── Exercise inputs ──

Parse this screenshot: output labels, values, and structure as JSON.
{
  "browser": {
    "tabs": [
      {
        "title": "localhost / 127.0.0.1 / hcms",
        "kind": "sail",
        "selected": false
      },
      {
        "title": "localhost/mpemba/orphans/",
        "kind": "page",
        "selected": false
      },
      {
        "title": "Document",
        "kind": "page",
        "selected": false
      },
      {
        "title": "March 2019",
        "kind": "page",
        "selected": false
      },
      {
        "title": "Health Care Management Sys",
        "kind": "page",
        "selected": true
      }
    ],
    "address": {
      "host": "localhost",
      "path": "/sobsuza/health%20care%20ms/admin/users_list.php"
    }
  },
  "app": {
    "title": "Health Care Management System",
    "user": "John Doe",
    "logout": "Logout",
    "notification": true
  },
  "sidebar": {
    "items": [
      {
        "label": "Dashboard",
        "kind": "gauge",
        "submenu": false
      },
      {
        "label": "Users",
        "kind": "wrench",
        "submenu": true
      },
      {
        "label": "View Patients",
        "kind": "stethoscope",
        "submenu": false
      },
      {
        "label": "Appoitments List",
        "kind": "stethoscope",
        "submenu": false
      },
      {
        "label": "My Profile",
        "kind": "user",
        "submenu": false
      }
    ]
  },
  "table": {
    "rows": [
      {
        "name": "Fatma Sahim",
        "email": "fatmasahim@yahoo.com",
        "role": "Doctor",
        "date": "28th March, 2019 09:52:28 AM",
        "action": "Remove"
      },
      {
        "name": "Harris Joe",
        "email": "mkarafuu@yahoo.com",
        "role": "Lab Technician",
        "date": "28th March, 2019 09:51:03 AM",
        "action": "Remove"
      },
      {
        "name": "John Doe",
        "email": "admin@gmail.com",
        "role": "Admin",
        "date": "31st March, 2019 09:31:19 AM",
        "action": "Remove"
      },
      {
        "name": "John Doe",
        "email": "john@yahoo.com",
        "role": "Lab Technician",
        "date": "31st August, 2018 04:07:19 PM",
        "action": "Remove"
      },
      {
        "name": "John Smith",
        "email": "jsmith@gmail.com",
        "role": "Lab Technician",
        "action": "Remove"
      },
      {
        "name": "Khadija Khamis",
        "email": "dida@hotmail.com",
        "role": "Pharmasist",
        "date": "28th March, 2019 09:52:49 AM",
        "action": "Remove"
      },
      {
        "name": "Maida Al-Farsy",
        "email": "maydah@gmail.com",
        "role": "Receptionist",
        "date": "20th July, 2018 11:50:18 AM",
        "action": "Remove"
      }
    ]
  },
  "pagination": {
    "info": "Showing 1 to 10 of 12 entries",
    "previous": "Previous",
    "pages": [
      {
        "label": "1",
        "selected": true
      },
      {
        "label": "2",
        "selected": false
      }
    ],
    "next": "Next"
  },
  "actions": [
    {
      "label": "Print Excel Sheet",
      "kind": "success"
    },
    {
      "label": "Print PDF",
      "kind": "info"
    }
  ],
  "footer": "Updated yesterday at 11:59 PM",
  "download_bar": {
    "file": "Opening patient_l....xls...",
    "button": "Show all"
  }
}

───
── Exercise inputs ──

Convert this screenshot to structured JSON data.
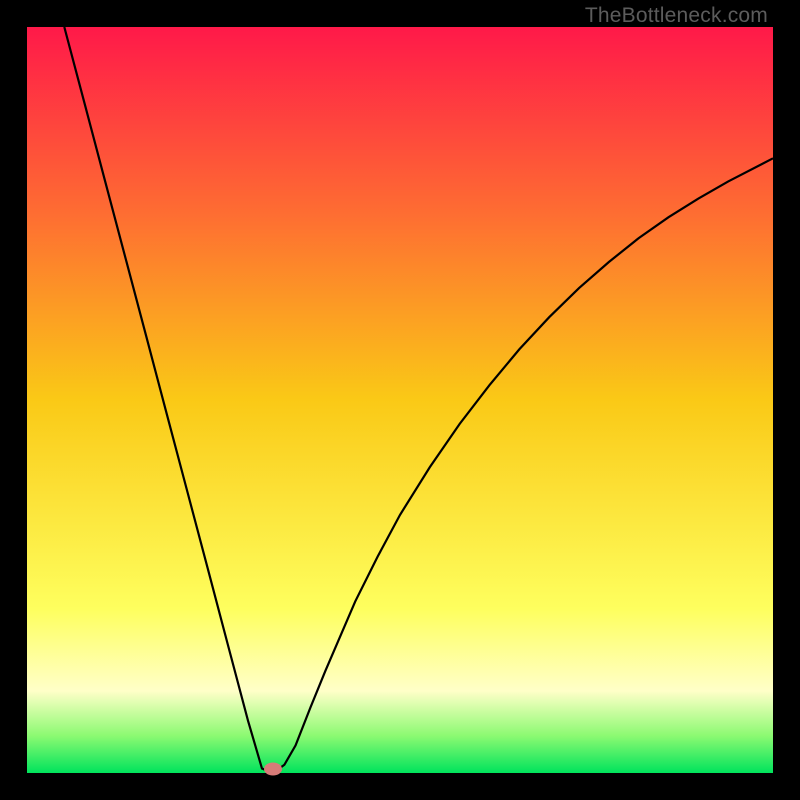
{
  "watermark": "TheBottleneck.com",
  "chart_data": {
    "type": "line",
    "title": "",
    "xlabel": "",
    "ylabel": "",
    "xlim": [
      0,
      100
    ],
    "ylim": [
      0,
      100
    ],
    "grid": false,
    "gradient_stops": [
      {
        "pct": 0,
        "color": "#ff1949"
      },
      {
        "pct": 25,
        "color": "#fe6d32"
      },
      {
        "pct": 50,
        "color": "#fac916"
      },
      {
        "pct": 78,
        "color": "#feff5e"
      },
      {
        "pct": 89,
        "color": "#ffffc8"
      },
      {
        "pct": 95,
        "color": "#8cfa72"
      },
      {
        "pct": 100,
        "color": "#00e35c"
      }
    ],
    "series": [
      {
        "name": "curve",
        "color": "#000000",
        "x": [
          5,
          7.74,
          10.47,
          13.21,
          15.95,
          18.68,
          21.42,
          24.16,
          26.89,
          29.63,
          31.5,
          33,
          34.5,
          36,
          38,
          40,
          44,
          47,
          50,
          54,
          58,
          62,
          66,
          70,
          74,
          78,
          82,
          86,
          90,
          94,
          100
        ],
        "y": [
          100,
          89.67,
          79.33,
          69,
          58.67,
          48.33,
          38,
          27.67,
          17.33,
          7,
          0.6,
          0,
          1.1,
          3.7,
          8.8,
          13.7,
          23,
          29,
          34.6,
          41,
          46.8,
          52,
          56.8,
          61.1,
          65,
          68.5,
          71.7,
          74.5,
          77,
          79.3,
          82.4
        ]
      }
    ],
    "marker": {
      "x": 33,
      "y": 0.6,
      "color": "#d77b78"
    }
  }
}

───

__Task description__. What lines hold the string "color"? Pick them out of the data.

__Response area__.
        "color": "#ff1949"
        "color": "#fe6d32"
        "color": "#fac916"
        "color": "#feff5e"
        "color": "#ffffc8"
        "color": "#8cfa72"
        "color": "#00e35c"
        "color": "#000000",
      "color": "#d77b78"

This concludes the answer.